As a result, we account for the full costs of packaging, managing, storing and disposing of these materials. Which means that those costs are built into and covered by the price of nuclear power today.
On an environmental front, I’ve mentioned that the power being produced is virtually emissions free.
If we did not have the nuclear power plants we have in Canada today, and instead relied on fossil-based electricity for that output, our country would generate an additional 90 million tonnes of greenhouse gases every year. That would add about 12 percent to our annual greenhouse gas emissions.
Further replacing fossil-based energy with nuclear energy can have a very positive impact as we strive to lessen our country’s, and the world’s, carbon footprint.
Nuclear’s low emissions, low fuel costs, and low real estate needs were already attractive to many countries before we started talking about either capping carbon emissions, or putting a price on them.
As energy demands increase and we move towards a carbon-constrained world, nuclear energy has a role to play in Canada and abroad. As developing countries look to sustainable and renewable fuel sources, nuclear is a clear choice. It is virtually emissions free, is affordable and can help create jobs at home and in developing countries that will stimulate an economy rooted in innovation and research.
Now let me talk about innovation. It’s a subject I know you all care about, because it drives productivity and ultimately, improvements in our standards of living.
Most of us have an appreciation for research and development, and how important the international exchange of talent and knowledge is in these advances. Let me talk briefly about some of the more specific benefits of nuclear research and development.
Nuclear R&D – particularly our larger facilities that can do neutron beam testing — supports materials and product improvements, medical products and services, training and development of scientists and engineers, and other activities of high value to an advanced economy. This benefits industries far beyond the nuclear sector alone.
It particularly contributes to the health sciences. To mention just one example, scientists are studying nanostructures to design carriers for therapeutic agents that can target cancer, Alzheimer’s disease and more.
These advances are not just enjoyed in Canada. They are enjoyed everywhere in the world where we sell our products.
Let me touch on one final field within our industry of which Canadians can very proud. Nuclear medicine. This field got its worldwide start in Canada in 1951 with the first uses of cobalt-60 radioisotopes to treat cancer. Canada has continued to lead in this area for six decades.
Canadian-produced medical isotopes are used in over 50,000 procedures every day, worldwide, with 5,000 of those in Canada. Every day.
Medical isotopes are used in targeted cancer treatments, for medical imaging, and Canada supplies over half of that market worldwide. These images enable physicians to diagnose and treat all kinds of diseases including cardiac conditions and several types of cancers.

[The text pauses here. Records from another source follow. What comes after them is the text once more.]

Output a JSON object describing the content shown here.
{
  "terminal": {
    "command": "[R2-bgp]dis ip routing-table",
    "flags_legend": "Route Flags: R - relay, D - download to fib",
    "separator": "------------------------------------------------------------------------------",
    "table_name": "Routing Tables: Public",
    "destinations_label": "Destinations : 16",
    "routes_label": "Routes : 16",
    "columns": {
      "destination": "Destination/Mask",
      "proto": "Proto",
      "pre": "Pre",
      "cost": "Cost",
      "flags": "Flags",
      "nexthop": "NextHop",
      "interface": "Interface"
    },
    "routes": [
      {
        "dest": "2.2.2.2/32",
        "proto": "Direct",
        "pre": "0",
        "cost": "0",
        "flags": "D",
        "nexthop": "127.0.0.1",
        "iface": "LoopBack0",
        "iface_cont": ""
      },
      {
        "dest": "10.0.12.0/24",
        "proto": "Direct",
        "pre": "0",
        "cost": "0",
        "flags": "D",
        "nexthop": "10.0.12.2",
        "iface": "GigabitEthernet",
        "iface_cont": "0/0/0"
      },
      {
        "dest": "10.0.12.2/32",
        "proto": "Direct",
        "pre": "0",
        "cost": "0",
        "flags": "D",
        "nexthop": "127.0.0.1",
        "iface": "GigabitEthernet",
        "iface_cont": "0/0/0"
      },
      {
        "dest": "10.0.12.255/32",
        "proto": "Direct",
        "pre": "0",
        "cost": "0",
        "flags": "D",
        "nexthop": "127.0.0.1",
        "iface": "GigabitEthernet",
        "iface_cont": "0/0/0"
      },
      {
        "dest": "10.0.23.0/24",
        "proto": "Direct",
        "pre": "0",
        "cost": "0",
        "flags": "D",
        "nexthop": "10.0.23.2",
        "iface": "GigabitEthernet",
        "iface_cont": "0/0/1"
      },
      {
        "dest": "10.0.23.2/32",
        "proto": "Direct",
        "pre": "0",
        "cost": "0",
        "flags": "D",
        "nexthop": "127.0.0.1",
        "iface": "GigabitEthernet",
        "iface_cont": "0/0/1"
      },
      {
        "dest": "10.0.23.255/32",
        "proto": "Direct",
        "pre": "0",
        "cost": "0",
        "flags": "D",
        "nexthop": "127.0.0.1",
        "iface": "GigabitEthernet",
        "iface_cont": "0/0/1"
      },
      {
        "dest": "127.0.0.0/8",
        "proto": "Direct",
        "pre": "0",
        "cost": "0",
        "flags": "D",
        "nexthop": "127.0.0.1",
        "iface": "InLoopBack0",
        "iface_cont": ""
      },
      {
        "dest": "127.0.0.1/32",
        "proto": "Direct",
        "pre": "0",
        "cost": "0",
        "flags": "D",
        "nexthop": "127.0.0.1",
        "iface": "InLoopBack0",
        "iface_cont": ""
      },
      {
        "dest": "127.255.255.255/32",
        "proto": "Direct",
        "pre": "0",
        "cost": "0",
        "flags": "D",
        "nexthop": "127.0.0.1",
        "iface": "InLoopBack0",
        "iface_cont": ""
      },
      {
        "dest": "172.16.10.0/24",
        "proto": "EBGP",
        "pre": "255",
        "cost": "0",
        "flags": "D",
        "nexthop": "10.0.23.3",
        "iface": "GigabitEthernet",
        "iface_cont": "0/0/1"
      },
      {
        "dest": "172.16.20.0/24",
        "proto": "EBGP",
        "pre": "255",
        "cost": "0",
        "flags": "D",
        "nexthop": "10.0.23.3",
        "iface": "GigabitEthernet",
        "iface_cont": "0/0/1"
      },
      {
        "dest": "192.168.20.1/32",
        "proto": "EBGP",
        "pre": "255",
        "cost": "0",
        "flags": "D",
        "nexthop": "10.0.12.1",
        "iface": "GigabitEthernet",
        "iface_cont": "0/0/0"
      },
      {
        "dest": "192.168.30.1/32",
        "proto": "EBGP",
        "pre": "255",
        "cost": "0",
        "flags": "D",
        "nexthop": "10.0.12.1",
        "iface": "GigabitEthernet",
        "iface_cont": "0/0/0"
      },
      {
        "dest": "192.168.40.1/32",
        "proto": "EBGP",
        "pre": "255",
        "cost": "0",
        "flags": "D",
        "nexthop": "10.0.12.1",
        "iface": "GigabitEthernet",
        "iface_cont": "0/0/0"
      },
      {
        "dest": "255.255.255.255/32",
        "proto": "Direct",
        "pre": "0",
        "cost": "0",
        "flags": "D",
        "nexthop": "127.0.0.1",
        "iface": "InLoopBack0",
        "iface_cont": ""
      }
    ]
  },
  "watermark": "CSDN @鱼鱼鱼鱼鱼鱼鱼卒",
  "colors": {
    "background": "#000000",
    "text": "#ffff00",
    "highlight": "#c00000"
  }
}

Canada also supplies three-quarters of the world’s Cobalt-60, which is a sterilizing agent. Cobalt-60 is used to sterilize nearly half of the world’s single-use medical supplies and devices—things like bandages, catheters and syringes.
There are clear benefits from nuclear technology in terms of lives saved or extended, illnesses and infections avoided. And Canada is connected to a worldwide system of expertise that delivers those benefits consistently, and with excellence.
With each passing year, the global community of people who care about the environment have more and more in common with the global community of people who provide nuclear power generation. Those who are continually striving to improve its safety, its economics, and its environmental performance.
With that, I want to thank you again for inviting me to be here this afternoon.